**Data under study**
▶
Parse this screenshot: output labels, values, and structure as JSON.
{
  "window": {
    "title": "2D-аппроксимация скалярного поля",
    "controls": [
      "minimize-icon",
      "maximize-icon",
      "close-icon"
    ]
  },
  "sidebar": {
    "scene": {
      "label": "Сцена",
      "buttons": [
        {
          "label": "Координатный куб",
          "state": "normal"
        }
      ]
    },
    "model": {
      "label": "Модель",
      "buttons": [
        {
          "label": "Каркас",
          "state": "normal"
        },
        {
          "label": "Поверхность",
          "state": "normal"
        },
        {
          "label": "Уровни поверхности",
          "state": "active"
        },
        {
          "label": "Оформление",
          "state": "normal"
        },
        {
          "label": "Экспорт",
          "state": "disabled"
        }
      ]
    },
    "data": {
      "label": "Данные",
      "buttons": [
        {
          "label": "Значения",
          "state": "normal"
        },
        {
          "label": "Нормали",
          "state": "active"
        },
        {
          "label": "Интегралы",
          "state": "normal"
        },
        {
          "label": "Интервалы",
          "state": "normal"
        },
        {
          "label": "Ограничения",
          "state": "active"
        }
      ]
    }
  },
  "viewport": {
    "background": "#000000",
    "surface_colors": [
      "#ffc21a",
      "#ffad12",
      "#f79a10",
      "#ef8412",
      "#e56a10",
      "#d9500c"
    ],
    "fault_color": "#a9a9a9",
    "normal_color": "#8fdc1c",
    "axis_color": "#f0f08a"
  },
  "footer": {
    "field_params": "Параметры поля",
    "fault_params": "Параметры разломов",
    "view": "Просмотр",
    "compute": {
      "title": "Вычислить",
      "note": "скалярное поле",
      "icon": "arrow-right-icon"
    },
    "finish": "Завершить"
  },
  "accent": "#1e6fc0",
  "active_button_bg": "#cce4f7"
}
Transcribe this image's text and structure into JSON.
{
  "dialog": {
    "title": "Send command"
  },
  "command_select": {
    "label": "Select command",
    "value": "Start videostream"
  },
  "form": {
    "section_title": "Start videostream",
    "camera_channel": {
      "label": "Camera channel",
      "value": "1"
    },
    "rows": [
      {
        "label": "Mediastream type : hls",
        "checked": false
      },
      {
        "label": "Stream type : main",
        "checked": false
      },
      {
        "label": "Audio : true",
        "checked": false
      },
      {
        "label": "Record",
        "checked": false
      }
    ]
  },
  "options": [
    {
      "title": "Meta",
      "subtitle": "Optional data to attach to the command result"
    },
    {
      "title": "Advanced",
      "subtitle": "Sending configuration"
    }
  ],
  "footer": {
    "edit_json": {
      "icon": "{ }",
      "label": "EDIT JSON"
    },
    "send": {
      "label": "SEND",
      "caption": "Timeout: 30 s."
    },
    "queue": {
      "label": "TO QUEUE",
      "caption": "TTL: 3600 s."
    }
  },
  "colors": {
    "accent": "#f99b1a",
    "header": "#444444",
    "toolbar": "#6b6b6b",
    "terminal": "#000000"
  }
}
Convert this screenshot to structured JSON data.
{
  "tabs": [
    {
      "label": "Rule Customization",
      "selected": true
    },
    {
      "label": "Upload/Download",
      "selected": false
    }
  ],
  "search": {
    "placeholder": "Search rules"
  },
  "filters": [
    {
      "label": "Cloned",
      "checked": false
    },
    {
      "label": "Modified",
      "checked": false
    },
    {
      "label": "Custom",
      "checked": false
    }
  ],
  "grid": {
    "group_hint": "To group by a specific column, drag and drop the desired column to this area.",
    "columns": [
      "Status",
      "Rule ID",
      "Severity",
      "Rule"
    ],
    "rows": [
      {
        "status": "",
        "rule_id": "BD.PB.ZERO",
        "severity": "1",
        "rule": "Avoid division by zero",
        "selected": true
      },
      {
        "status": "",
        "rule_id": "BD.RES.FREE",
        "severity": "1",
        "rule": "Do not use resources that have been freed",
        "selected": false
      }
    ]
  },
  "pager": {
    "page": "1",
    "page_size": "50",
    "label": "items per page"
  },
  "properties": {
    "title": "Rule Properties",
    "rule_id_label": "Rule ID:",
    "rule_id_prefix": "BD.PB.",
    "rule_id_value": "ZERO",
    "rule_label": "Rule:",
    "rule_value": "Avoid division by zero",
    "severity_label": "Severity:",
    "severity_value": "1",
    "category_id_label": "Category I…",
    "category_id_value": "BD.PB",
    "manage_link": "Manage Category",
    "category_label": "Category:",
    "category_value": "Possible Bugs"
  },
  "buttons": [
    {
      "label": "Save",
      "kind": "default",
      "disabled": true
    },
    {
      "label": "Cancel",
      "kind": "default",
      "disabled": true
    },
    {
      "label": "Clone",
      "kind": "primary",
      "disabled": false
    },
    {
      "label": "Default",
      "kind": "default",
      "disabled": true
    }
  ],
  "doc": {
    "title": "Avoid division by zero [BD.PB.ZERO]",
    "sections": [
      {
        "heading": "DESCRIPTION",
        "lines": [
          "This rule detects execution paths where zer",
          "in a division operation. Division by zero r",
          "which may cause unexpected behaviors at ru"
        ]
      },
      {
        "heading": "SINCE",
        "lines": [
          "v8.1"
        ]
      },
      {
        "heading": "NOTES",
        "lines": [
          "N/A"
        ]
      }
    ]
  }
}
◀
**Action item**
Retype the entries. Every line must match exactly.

**Your response**
Parse this screenshot: output labels, values, and structure as JSON.
{
  "window": {
    "title": "2D-аппроксимация скалярного поля",
    "controls": [
      "minimize-icon",
      "maximize-icon",
      "close-icon"
    ]
  },
  "sidebar": {
    "scene": {
      "label": "Сцена",
      "buttons": [
        {
          "label": "Координатный куб",
          "state": "normal"
        }
      ]
    },
    "model": {
      "label": "Модель",
      "buttons": [
        {
          "label": "Каркас",
          "state": "normal"
        },
        {
          "label": "Поверхность",
          "state": "normal"
        },
        {
          "label": "Уровни поверхности",
          "state": "active"
        },
        {
          "label": "Оформление",
          "state": "normal"
        },
        {
          "label": "Экспорт",
          "state": "disabled"
        }
      ]
    },
    "data": {
      "label": "Данные",
      "buttons": [
        {
          "label": "Значения",
          "state": "normal"
        },
        {
          "label": "Нормали",
          "state": "active"
        },
        {
          "label": "Интегралы",
          "state": "normal"
        },
        {
          "label": "Интервалы",
          "state": "normal"
        },
        {
          "label": "Ограничения",
          "state": "active"
        }
      ]
    }
  },
  "viewport": {
    "background": "#000000",
    "surface_colors": [
      "#ffc21a",
      "#ffad12",
      "#f79a10",
      "#ef8412",
      "#e56a10",
      "#d9500c"
    ],
    "fault_color": "#a9a9a9",
    "normal_color": "#8fdc1c",
    "axis_color": "#f0f08a"
  },
  "footer": {
    "field_params": "Параметры поля",
    "fault_params": "Параметры разломов",
    "view": "Просмотр",
    "compute": {
      "title": "Вычислить",
      "note": "скалярное поле",
      "icon": "arrow-right-icon"
    },
    "finish": "Завершить"
  },
  "accent": "#1e6fc0",
  "active_button_bg": "#cce4f7"
}
Transcribe this image's text and structure into JSON.
{
  "dialog": {
    "title": "Send command"
  },
  "command_select": {
    "label": "Select command",
    "value": "Start videostream"
  },
  "form": {
    "section_title": "Start videostream",
    "camera_channel": {
      "label": "Camera channel",
      "value": "1"
    },
    "rows": [
      {
        "label": "Mediastream type : hls",
        "checked": false
      },
      {
        "label": "Stream type : main",
        "checked": false
      },
      {
        "label": "Audio : true",
        "checked": false
      },
      {
        "label": "Record",
        "checked": false
      }
    ]
  },
  "options": [
    {
      "title": "Meta",
      "subtitle": "Optional data to attach to the command result"
    },
    {
      "title": "Advanced",
      "subtitle": "Sending configuration"
    }
  ],
  "footer": {
    "edit_json": {
      "icon": "{ }",
      "label": "EDIT JSON"
    },
    "send": {
      "label": "SEND",
      "caption": "Timeout: 30 s."
    },
    "queue": {
      "label": "TO QUEUE",
      "caption": "TTL: 3600 s."
    }
  },
  "colors": {
    "accent": "#f99b1a",
    "header": "#444444",
    "toolbar": "#6b6b6b",
    "terminal": "#000000"
  }
}
Convert this screenshot to structured JSON data.
{
  "tabs": [
    {
      "label": "Rule Customization",
      "selected": true
    },
    {
      "label": "Upload/Download",
      "selected": false
    }
  ],
  "search": {
    "placeholder": "Search rules"
  },
  "filters": [
    {
      "label": "Cloned",
      "checked": false
    },
    {
      "label": "Modified",
      "checked": false
    },
    {
      "label": "Custom",
      "checked": false
    }
  ],
  "grid": {
    "group_hint": "To group by a specific column, drag and drop the desired column to this area.",
    "columns": [
      "Status",
      "Rule ID",
      "Severity",
      "Rule"
    ],
    "rows": [
      {
        "status": "",
        "rule_id": "BD.PB.ZERO",
        "severity": "1",
        "rule": "Avoid division by zero",
        "selected": true
      },
      {
        "status": "",
        "rule_id": "BD.RES.FREE",
        "severity": "1",
        "rule": "Do not use resources that have been freed",
        "selected": false
      }
    ]
  },
  "pager": {
    "page": "1",
    "page_size": "50",
    "label": "items per page"
  },
  "properties": {
    "title": "Rule Properties",
    "rule_id_label": "Rule ID:",
    "rule_id_prefix": "BD.PB.",
    "rule_id_value": "ZERO",
    "rule_label": "Rule:",
    "rule_value": "Avoid division by zero",
    "severity_label": "Severity:",
    "severity_value": "1",
    "category_id_label": "Category I…",
    "category_id_value": "BD.PB",
    "manage_link": "Manage Category",
    "category_label": "Category:",
    "category_value": "Possible Bugs"
  },
  "buttons": [
    {
      "label": "Save",
      "kind": "default",
      "disabled": true
    },
    {
      "label": "Cancel",
      "kind": "default",
      "disabled": true
    },
    {
      "label": "Clone",
      "kind": "primary",
      "disabled": false
    },
    {
      "label": "Default",
      "kind": "default",
      "disabled": true
    }
  ],
  "doc": {
    "title": "Avoid division by zero [BD.PB.ZERO]",
    "sections": [
      {
        "heading": "DESCRIPTION",
        "lines": [
          "This rule detects execution paths where zer",
          "in a division operation. Division by zero r",
          "which may cause unexpected behaviors at ru"
        ]
      },
      {
        "heading": "SINCE",
        "lines": [
          "v8.1"
        ]
      },
      {
        "heading": "NOTES",
        "lines": [
          "N/A"
        ]
      }
    ]
  }
}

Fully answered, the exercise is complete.